Barry Jenkins’ follow up to the Oscar-winning Moonlight was sure to attract a lot of attention. Acting as an adaptation of the 1974 James Baldwin novel of the same name, If Beale Street Could Talk had plenty to live up to. Yet, in the hands of Jenkins, it exceeded those expectations with flying colors. And it seems to have been done almost effortlessly.
Taking place in New York City during the 1970s, If Beale Street Could Talk inspects the relationship of Tish and Fonny, and how they cope with the unfortunate obstacles they face. Whether it be unexpected pregnancies or unlawful imprisonments, the world around these characters seems to be fighting their love at every turn. Jenkins, however, can paint a different picture of the power of pure devotion.
Some events in the film are truly hideous. It could be the cruel injustices police officers carry out that make the audience wince. Perhaps it’s the racial judgments placed upon a couple simply looking for apartments. Some actions don’t even have to be on screen to illustrate the absolute horrors. Brian Tyree Henry has a brief, but haunting role in the film, that paints a picture more vivid than anything that is shown. Even the final shot of the film is profoundly upsetting and utterly heartbreaking at face value. However, there is hope deep within it. It’s something that can clearly be held onto. Through all the harsh realities Jenkins presents in the film, there is always an undeniable beauty to dissect from the frame. Through the love Tish and Fonny have for one another, nothing can stand in their way.
This love is exemplified masterfully by Jenkins and the cast. Extreme close-ups are used countless times throughout If Beale Street Could Talk, and each one feels extremely personal. With them, Jenkins organically immerses the viewer into the lives of these characters in such a poetic and nuanced manner. And the love that the young couple has for each other is not all that is displayed. Familial bonds are shown to be tested and proven, and how they react to the events surrounding Tish and Fonny is crucial to further understanding that love cannot be beaten.
Regina King, who perfectly encapsulates what it means to be a caring mother, is willing to travel to the ends of the earth for her child. When Fonny works on his sculptures, it can only be described as observing a dream-like state of passion. Jenkins is able to pull these ethereal moments out of everyday life, while always remaining grounded in the world he is filming. And perhaps the most crucial element of this whimsical aura is the film score.
Composed by Nicholas Britell of Moonlight fame, this score is bound to draw attention from major awards. Full of horns and strings, the lavish music effortlessly meshes with the sounds of the ’70s — the emotion emanating from the characters bursts into life before the eyes and ears of the viewer. It works as a brilliant companion piece to the film as a whole, and once again reaffirms the notion of Jenkins’ attempt to showcase a dreamy story based in a bitter reality.

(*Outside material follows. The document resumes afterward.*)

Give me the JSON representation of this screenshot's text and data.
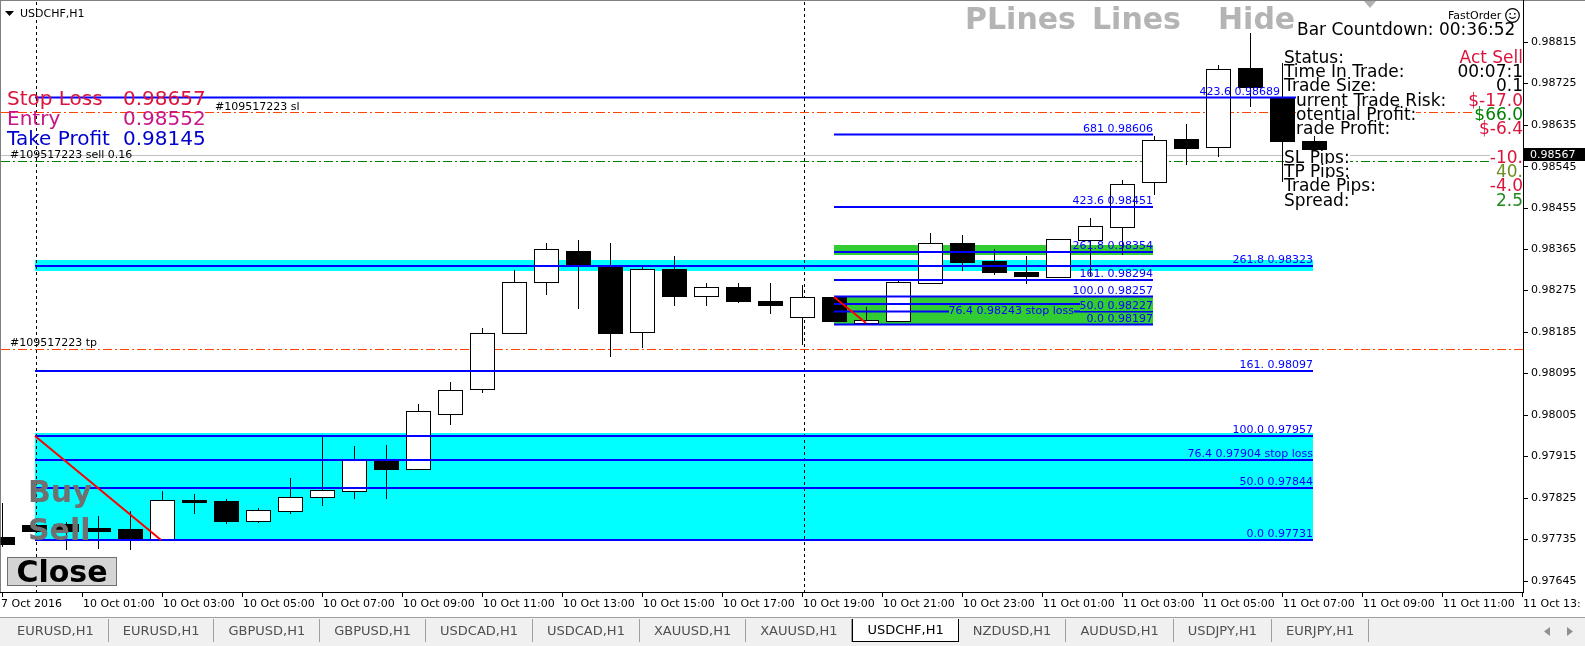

And this reality is something that cannot be glossed over.
What is most upsetting about this story is its relevancy. For a novel written in the 1970s, it’s painful to observe how similar the injustices are in today’s society. Yet, as unfortunate as this is, it can be related to the theme of the film. There are ugly moments in history, and many can never be forgiven or forgotten. However, an attempt at overcoming those occasions with love and affection, regardless of the outcome, is pivotal. It will provide a sense of hope, and no matter how large or small, it is always necessary. If Beale Street could talk, it seems that it too would declare hope and love is all a person needs to thrive.
Does Barry Jenkins have another Best Picture coming his way? What did you think of the film? Let us know in the comments below!
If Beale Street Could Talk opens in theaters December 25.